New research from JP Morgan has found that Macquarie mortgages will continue to grow significantly over the next two years, largely due to excess deposits that are currently invested in liquids.
“They can redeploy that into the mortgage book reasonably freely,” JP Morgan executive director Scott Manning told Mortgage Business.
“At the current rate of growth, we think that will give them ongoing strong growth for the next two years and that will get their balances up from their current levels up to around $30 billion over the next two years,” Mr Manning said.
APRA figures value Macquarie’s mortgage book at $13.5 billion as of 31 April.
JP Morgan expects the lender’s mortgage growth to moderate after two years.

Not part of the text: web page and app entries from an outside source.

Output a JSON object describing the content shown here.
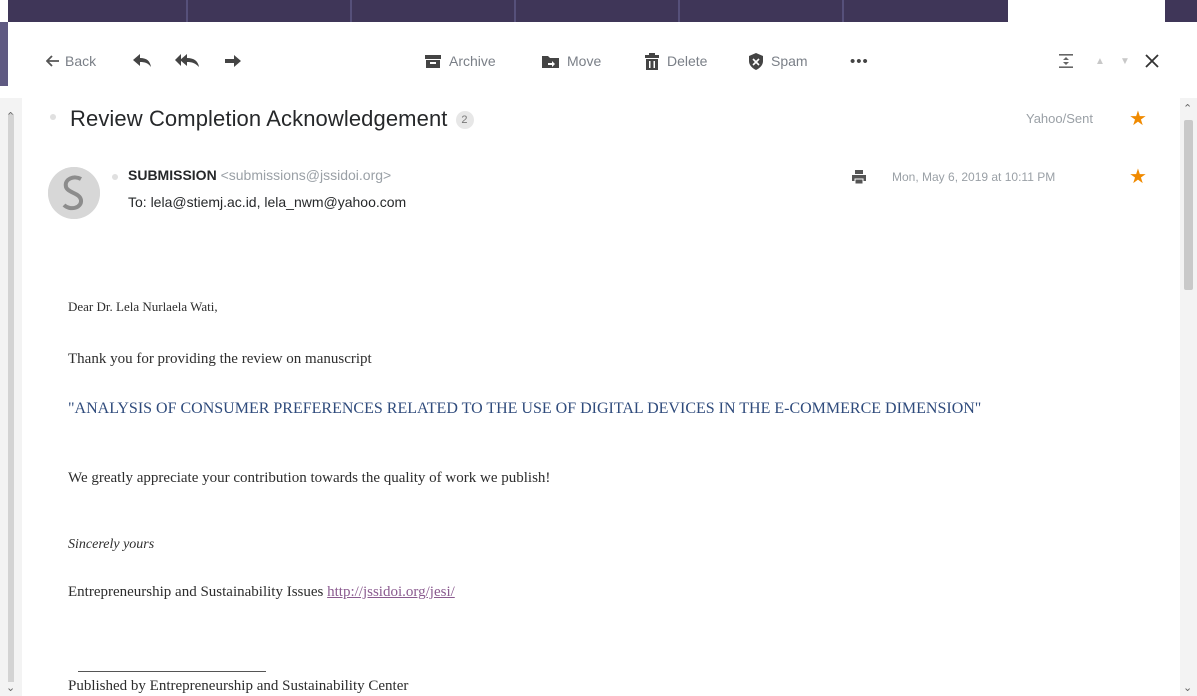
{
  "toolbar": {
    "back": "Back",
    "archive": "Archive",
    "move": "Move",
    "delete": "Delete",
    "spam": "Spam",
    "more": "•••"
  },
  "message": {
    "subject": "Review Completion Acknowledgement",
    "count": "2",
    "folder": "Yahoo/Sent",
    "sender_name": "SUBMISSION",
    "sender_email": "<submissions@jssidoi.org>",
    "recipients": "To: lela@stiemj.ac.id,  lela_nwm@yahoo.com",
    "date": "Mon, May 6, 2019 at 10:11 PM"
  },
  "body": {
    "greeting": "Dear Dr. Lela Nurlaela Wati,",
    "line1": "Thank you for providing the review on manuscript",
    "title": "\"ANALYSIS OF CONSUMER PREFERENCES RELATED TO THE USE OF DIGITAL DEVICES IN THE E-COMMERCE DIMENSION\"",
    "line2": "We greatly appreciate your contribution towards the quality of work we publish!",
    "signoff": "Sincerely yours",
    "journal": "Entrepreneurship and Sustainability Issues",
    "journal_link": "http://jssidoi.org/jesi/",
    "footer": "Published by Entrepreneurship and Sustainability Center"
  },
  "colors": {
    "accent_purple": "#3f3658",
    "star": "#f08a00",
    "title_blue": "#2f4b7c"
  }
}
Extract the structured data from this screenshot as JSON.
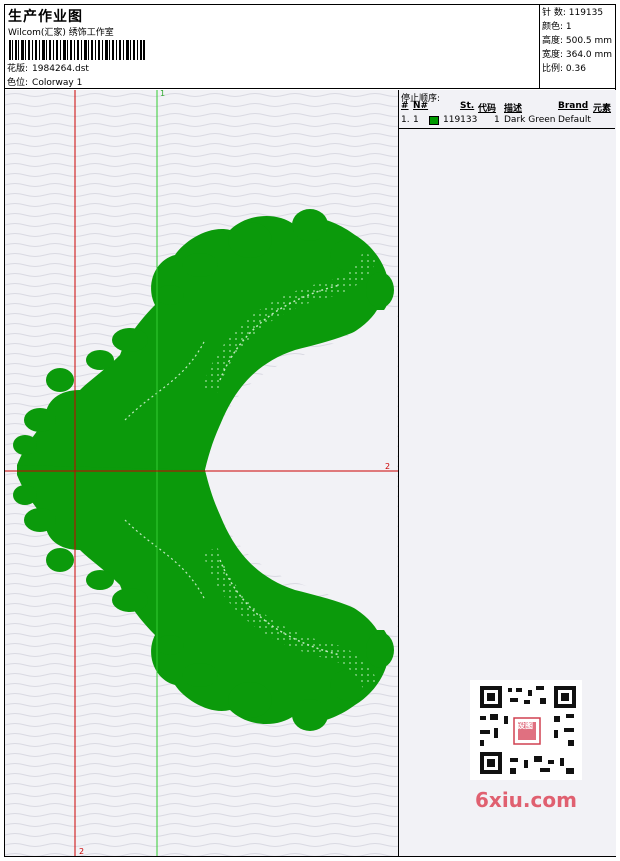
{
  "header": {
    "title": "生产作业图",
    "company": "Wilcom(汇家) 绣饰工作室",
    "design_label": "花版:",
    "design_value": "1984264.dst",
    "colorway_label": "色位:",
    "colorway_value": "Colorway 1"
  },
  "stats": {
    "stitches": "针 数: 119135",
    "colors": "颜色: 1",
    "height": "高度: 500.5 mm",
    "width": "宽度: 364.0 mm",
    "scale": "比例: 0.36"
  },
  "guides": {
    "v1": "1",
    "v2": "2",
    "h2": "2"
  },
  "stop_sequence": {
    "title": "停止顺序:",
    "columns": [
      "#",
      "N#",
      "St.",
      "代码",
      "描述",
      "Brand",
      "元素"
    ],
    "rows": [
      {
        "idx": "1.",
        "n": "1",
        "st": "119133",
        "code": "1",
        "desc": "Dark Green",
        "brand": "Default",
        "color": "#009900"
      }
    ]
  },
  "watermark": {
    "text": "6xiu.com",
    "stamp": "设图"
  },
  "colors": {
    "embroidery": "#0b9a0b",
    "guide_red": "#cc0000",
    "guide_green": "#33cc33"
  }
}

“At that point you start to get some issues around commoditisation of the front book that you have just grown, as well as more stringent liability matching on the other side,” Mr Manning said.

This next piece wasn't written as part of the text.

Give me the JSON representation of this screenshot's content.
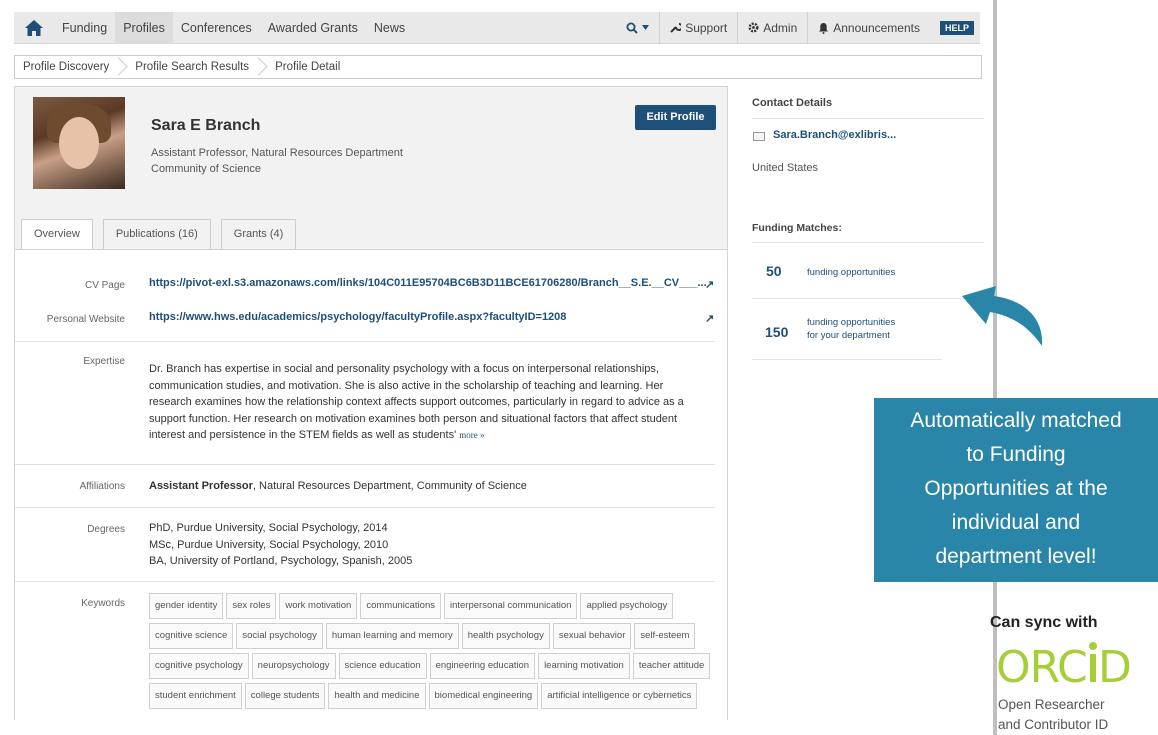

“You’ve gone from using excess deposits to then being reliant on deposit growth and RMBS funding,” he said. “So we expect that growth rate to slow down after that two-year period.”

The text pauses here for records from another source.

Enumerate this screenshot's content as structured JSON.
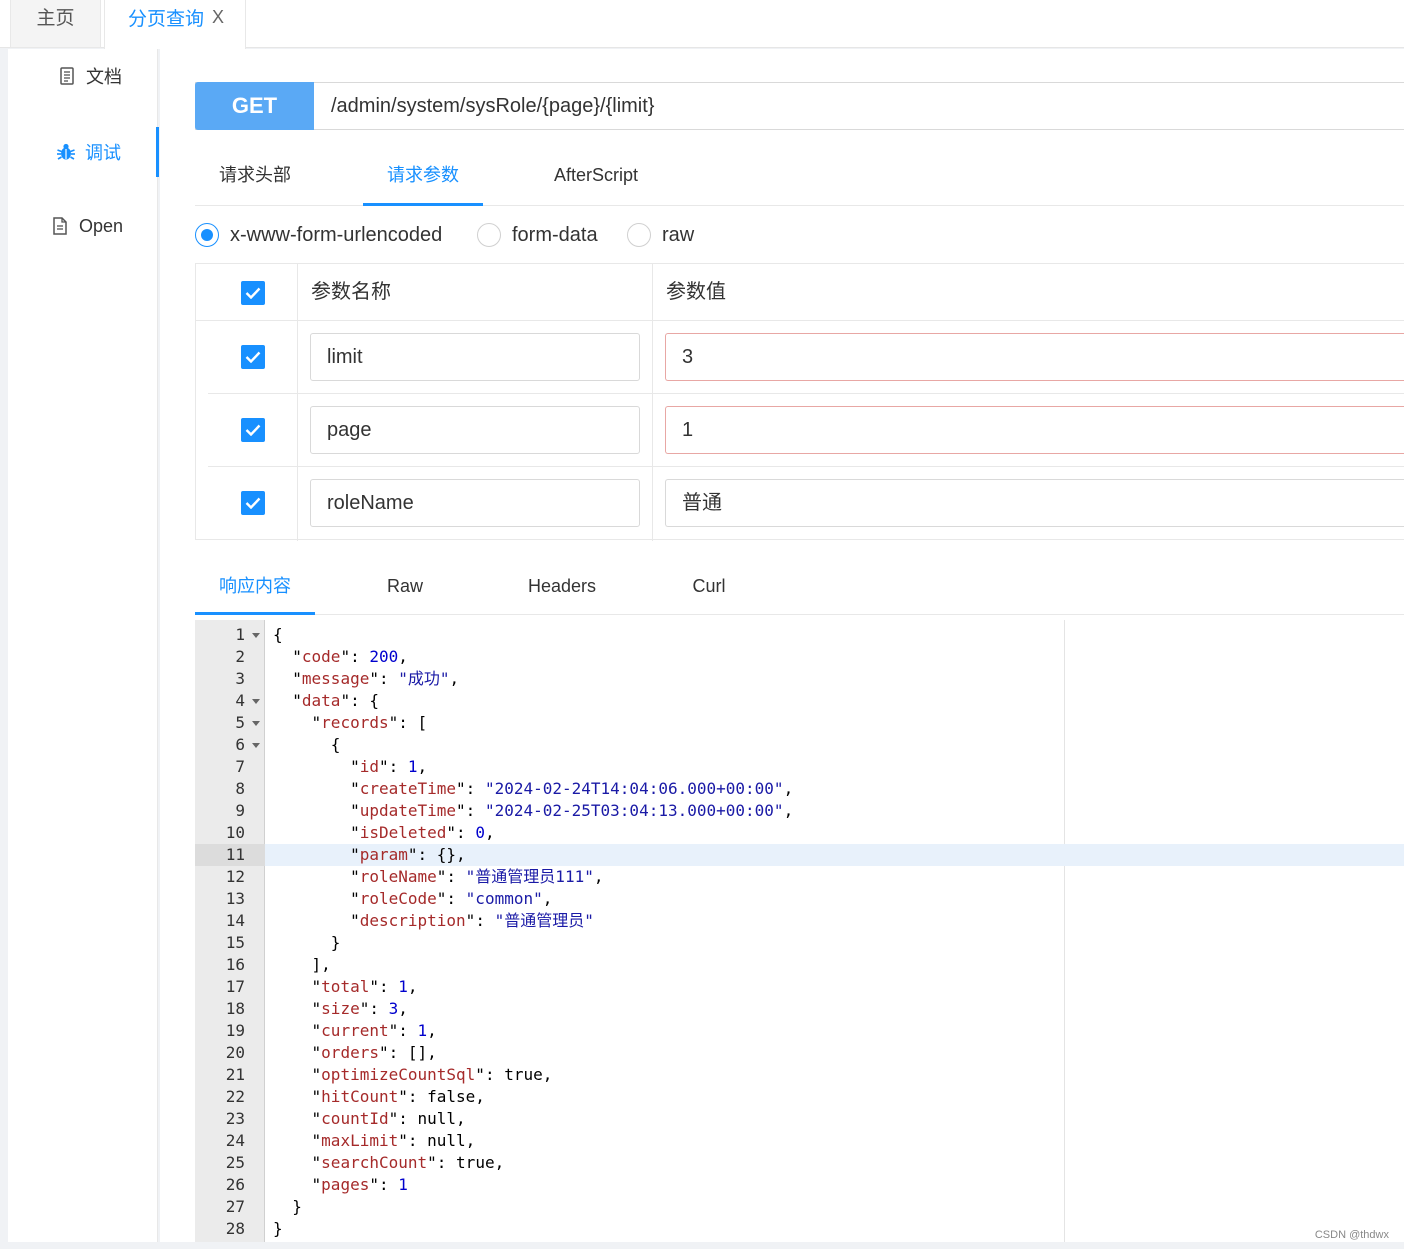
{
  "tabs": {
    "home_label": "主页",
    "active_label": "分页查询",
    "close_glyph": "X"
  },
  "nav": {
    "doc_label": "文档",
    "debug_label": "调试",
    "open_label": "Open"
  },
  "request": {
    "method": "GET",
    "url": "/admin/system/sysRole/{page}/{limit}",
    "tabs": [
      "请求头部",
      "请求参数",
      "AfterScript"
    ],
    "active_tab": "请求参数",
    "body_types": [
      "x-www-form-urlencoded",
      "form-data",
      "raw"
    ],
    "selected_body_type": "x-www-form-urlencoded"
  },
  "params": {
    "header_name": "参数名称",
    "header_value": "参数值",
    "rows": [
      {
        "name": "limit",
        "value": "3",
        "checked": true
      },
      {
        "name": "page",
        "value": "1",
        "checked": true
      },
      {
        "name": "roleName",
        "value": "普通",
        "checked": true
      }
    ]
  },
  "response": {
    "tabs": [
      "响应内容",
      "Raw",
      "Headers",
      "Curl"
    ],
    "active_tab": "响应内容",
    "highlighted_line": 11,
    "folded_lines": [
      1,
      4,
      5,
      6
    ],
    "lines": [
      "{",
      "  \"code\": 200,",
      "  \"message\": \"成功\",",
      "  \"data\": {",
      "    \"records\": [",
      "      {",
      "        \"id\": 1,",
      "        \"createTime\": \"2024-02-24T14:04:06.000+00:00\",",
      "        \"updateTime\": \"2024-02-25T03:04:13.000+00:00\",",
      "        \"isDeleted\": 0,",
      "        \"param\": {},",
      "        \"roleName\": \"普通管理员111\",",
      "        \"roleCode\": \"common\",",
      "        \"description\": \"普通管理员\"",
      "      }",
      "    ],",
      "    \"total\": 1,",
      "    \"size\": 3,",
      "    \"current\": 1,",
      "    \"orders\": [],",
      "    \"optimizeCountSql\": true,",
      "    \"hitCount\": false,",
      "    \"countId\": null,",
      "    \"maxLimit\": null,",
      "    \"searchCount\": true,",
      "    \"pages\": 1",
      "  }",
      "}"
    ]
  },
  "watermark": "CSDN @thdwx",
  "colors": {
    "accent": "#1890ff",
    "method_bg": "#5aa9f5",
    "json_key": "#a52a2a",
    "json_string": "#1a1aa6",
    "json_number": "#0000cd"
  }
}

By this time the bank should have its core IT banking system – which is currently being developed – up and running, allowing it to broaden its retail offering, Mr Manning said, noting the recent acquisition of the Woolworths credit card offering from HSBC as an example of future retail plays.
Potential acquisition targets over the next two years include ING DIRECT, ME Bank and the Australian subsidiaries of HSBC or Citi, Mr Manning said.
“However, Macquarie traditionally doesn’t pay a lot of goodwill,” he said.
“So if you are looking at the capital you would tie up in goodwill relative to the rate of growth that you are currently doing and therefore the amount of capital you could deploy organically, it would be hard to argue a business case to pay goodwill for an acquisition.
“You may as well deploy that capital organically.”